If you have ever asked yourself the question, “Why do bald cypresses have knees?” then you are not alone. Cypress trees are unusual when compared to most other tree species, whose root systems run underground, because although cypress roots do run underground, some of their root structures also come back up. When this happens we get cypress knees, which are strange structures that grow at right angles to the ground, but that are found several feet away from the actual tree itself. In this sense, cypress knees appear as if they are completely separate plants, when in fact they are an integral part of the tree found at their center.
While these cypress knees are fascinating to both scientists and tourists to the area, the definitive reason for their existence is still unknown. There are, however, two generally accepted theories in the scientific community.
Theory 1: Cypress Knees are Pneumatophores
A pneumatophore is an exterior structure that aids in helping a tree to absorb oxygen from the air, much like a snorkel helps a swimmer to obtain oxygen while still remaining underwater. Since water levels often fluctuate so frequently in areas where cypress trees are found, this theory revolves around the idea that cypress trees need these structures in order to get their oxygen during times of flooding or unusually high water levels. Since this is what mangroves use their knees for, and because cypress trees and mangroves are often found in the same habitats, it would seem a likely assumption. However, doubts have been raised after recent studies have shown cypress knees to be quite ineffective at actually absorbing oxygen from the surrounding air.
Theory 2: Cypress Knees Provide Structural Strength
Many species of cypress trees are found in swamps and wetlands, areas where the soil can be moist, soggy, and relatively unstable, especially in areas that are prone to hurricanes and flooding, such as the Florida Everglades. Because some types of cypress trees grow very high and thin, this unstable soil could potentially cause them to fall over and die as their root system weakens. However, this doesn’t happen, and most cypress trees will remain standing tall and straight even when they appear to be hanging on by mere threads at their bases. This theory certainly seems like the more appropriate of the two, especially considering that the first theory has recently been somewhat disproved, but more research is necessary before any final conclusions can be drawn.

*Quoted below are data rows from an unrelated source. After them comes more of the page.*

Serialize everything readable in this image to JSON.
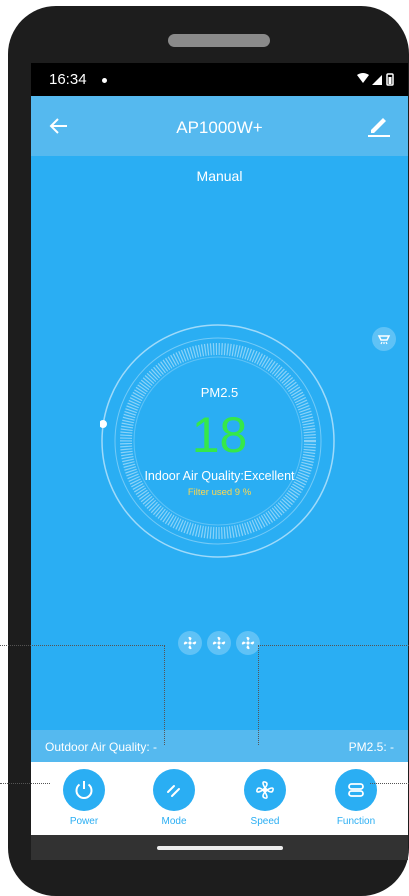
{
  "status_bar": {
    "time": "16:34"
  },
  "app_bar": {
    "title": "AP1000W+"
  },
  "mode": {
    "label": "Manual"
  },
  "dial": {
    "pm_label": "PM2.5",
    "pm_value": "18",
    "indoor_quality": "Indoor Air Quality:Excellent",
    "filter_used": "Filter used 9 %"
  },
  "outdoor": {
    "quality": "Outdoor Air Quality: -",
    "pm": "PM2.5: -"
  },
  "controls": [
    {
      "label": "Power",
      "icon": "power-icon"
    },
    {
      "label": "Mode",
      "icon": "mode-icon"
    },
    {
      "label": "Speed",
      "icon": "fan-icon"
    },
    {
      "label": "Function",
      "icon": "function-icon"
    }
  ],
  "colors": {
    "accent": "#2aaef3",
    "app_bar": "#55b9ef",
    "pm_value": "#35e84a",
    "filter_text": "#ffd84d"
  }
}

While the answer to the question, “Why do bald cypresses have knees?” is still a mystery, scientists are getting closer to reaching a conclusion. To observe a few species of cypress trees right within their native swamps, take an airboat ride through the Everglades this summer. After viewing a plethora of Florida’s native plants and animals in the wild while on an airboat tour, not only will you have a greater appreciation of the bald cypress, but you may even be left with a few theories for yourself about those mysterious knees.